Our political parties have been nothing more than “protection rackets” that have used tribalism as a means of galvanizing the support of the rank and file of voters and making deals with other voting tribal formations.

Throughout Kenya, you will hear leaders trumpeting the grandiose slogans of the rule of law, tolerance of tribal and religious differences, promoting economic development, reducing poverty, improving education and health services, improving public safety, etc. But after every election cycle, their pronouncements remain largely compromised by their greed, narrow self-interests and cynicism towards “wananchi”—“Mjinga mle” or “Never give a sucker an even break!”  This contempt for “wananchi” has been the hallmark of the Kenyan leaders. Thus at times when the country may be agonizing over a fiscal crisis, elected members of parliament have no qualms with voting for themselves some hefty salary increases and allowances! Indeed the shortest route to acquiring or augmenting personal fortunes for the Kenyan elites has been the capturing of a seat in parliament.

The question that confronts as Kenyans is how can we act politically to effect some meaningful changes that will improve our lives through voting in the 2013 elections? Below, are some broadly stated political objectives and activities that can be construed as the “People’s Political Agenda for 2013 Elections”:

1. Advancing the education of our children by supporting the long-overdue increase in teacher salaries, allowances and working conditions: identify and take notice of the political positions of aspiring candidates;

2. Advancing the health of Kenyans by supporting the long-overdue increase in salaries, allowances and working conditions of doctors, nurses and other health workers: identify and take notice of the political position of aspiring candidates;

3. Identify the politicians who are trying to compromise the political appointments vetting process as spelled out in the new constitution; protection of agents of corruption is what these politicians are up to;

4. Identify the politicians who have voted for hefty perks in parliament: are these “nyang’aus” going to continue in this habit of plundering and pillaging the public coffers?

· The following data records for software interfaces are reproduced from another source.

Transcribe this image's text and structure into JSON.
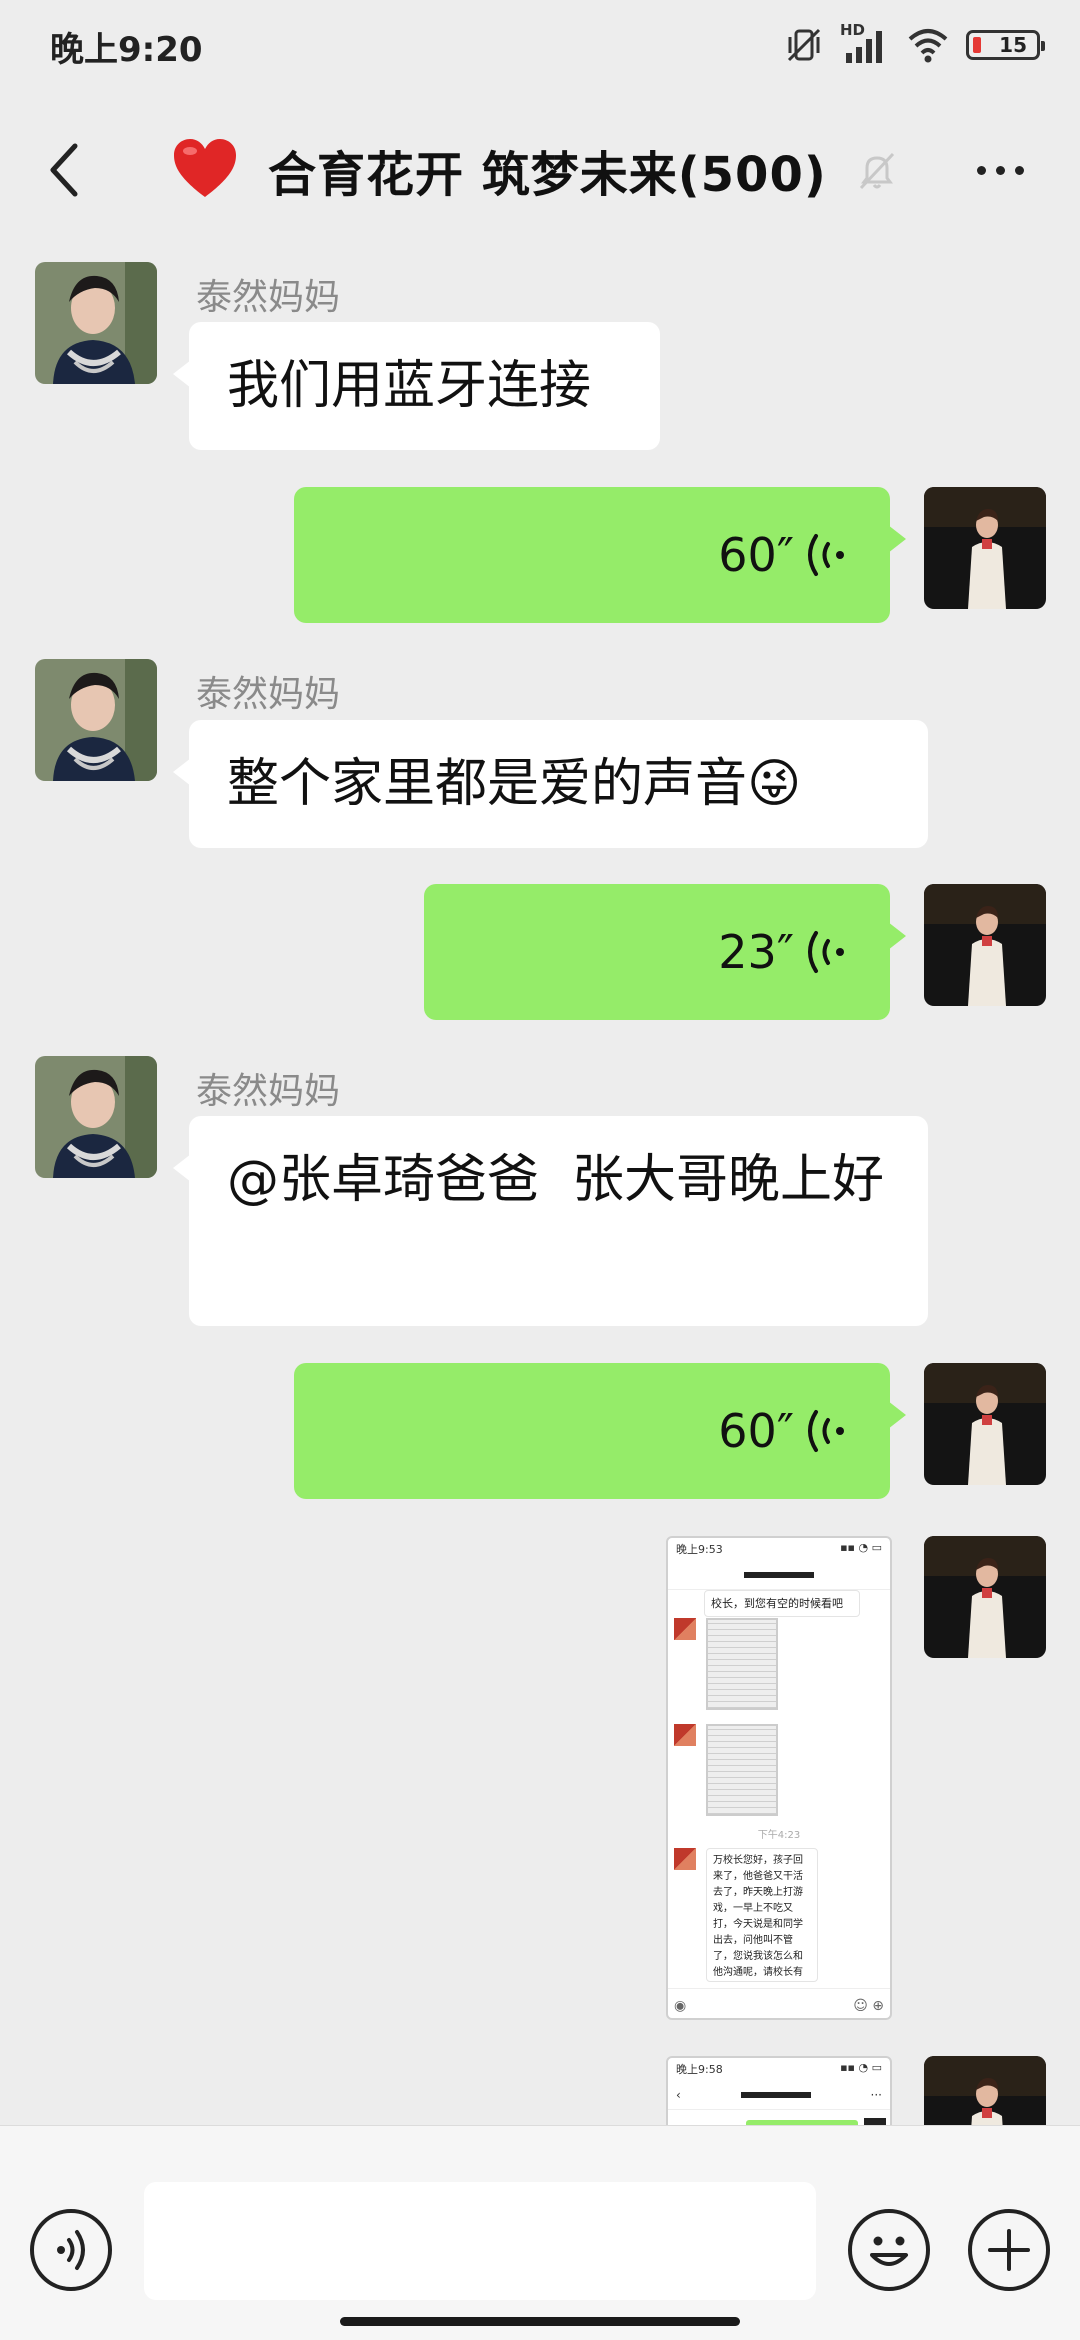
{
  "status": {
    "time": "晚上9:20",
    "network": "HD",
    "battery": "15"
  },
  "header": {
    "title": "合育花开 筑梦未来(500)"
  },
  "messages": [
    {
      "side": "left",
      "sender": "泰然妈妈",
      "text": "我们用蓝牙连接"
    },
    {
      "side": "right",
      "type": "voice",
      "duration": "60″"
    },
    {
      "side": "left",
      "sender": "泰然妈妈",
      "text": "整个家里都是爱的声音😜"
    },
    {
      "side": "right",
      "type": "voice",
      "duration": "23″"
    },
    {
      "side": "left",
      "sender": "泰然妈妈",
      "text": "@张卓琦爸爸  张大哥晚上好"
    },
    {
      "side": "right",
      "type": "voice",
      "duration": "60″"
    },
    {
      "side": "right",
      "type": "image"
    },
    {
      "side": "right",
      "type": "image"
    }
  ],
  "screenshot1": {
    "time": "晚上9:53",
    "bubble_top": "校长，到您有空的时候看吧",
    "timestamp": "下午4:23",
    "bubble_main": "万校长您好，孩子回来了，他爸爸又干活去了，昨天晚上打游戏，一早上不吃又打，今天说是和同学出去，问他叫不管了，您说我该怎么和他沟通呢，请校长有空的时候指教，谢谢。"
  },
  "screenshot2": {
    "time": "晚上9:58"
  },
  "input": {
    "placeholder": ""
  },
  "icons": {
    "back": "chevron-left-icon",
    "heart": "heart-icon",
    "mute": "bell-off-icon",
    "more": "more-dots-icon",
    "voice_msg": "voice-wave-icon",
    "voice_toggle": "voice-input-icon",
    "emoji": "emoji-icon",
    "plus": "plus-icon"
  }
}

If these “nyang’aus” do not change the errors of their ways they should rest assured that they will have to face the campaign of a “recall” vote!

5. How will the candidates address the issues of economic disparities in regional and local development, particularly as it affects the marginalized groups?

6. How will the candidates address the issues of infrastructure development and improvements: water, sanitation, public transportation, etc;

7. How will the candidates address the issues of public safety: drug trafficking and other crimes, police brutality and corruption, terrorism, etc;

8. How will the candidates address the issues of prejudice, diversity and discrimination with reference to: tribalism, sexism, religion, disability, gays and lesbians, etc;

9. How will the candidates address the issues of income distribution, class inequality and poverty?

10. How will the candidates address the issues of relations with other countries: East Africa, Africa and the rest of the world?

I am sure many of you can think of other issues that can be used to engage our aspiring political candidates in spirited discussions and vetting.

Posted September 5, 2012 by edari1 in Political Issues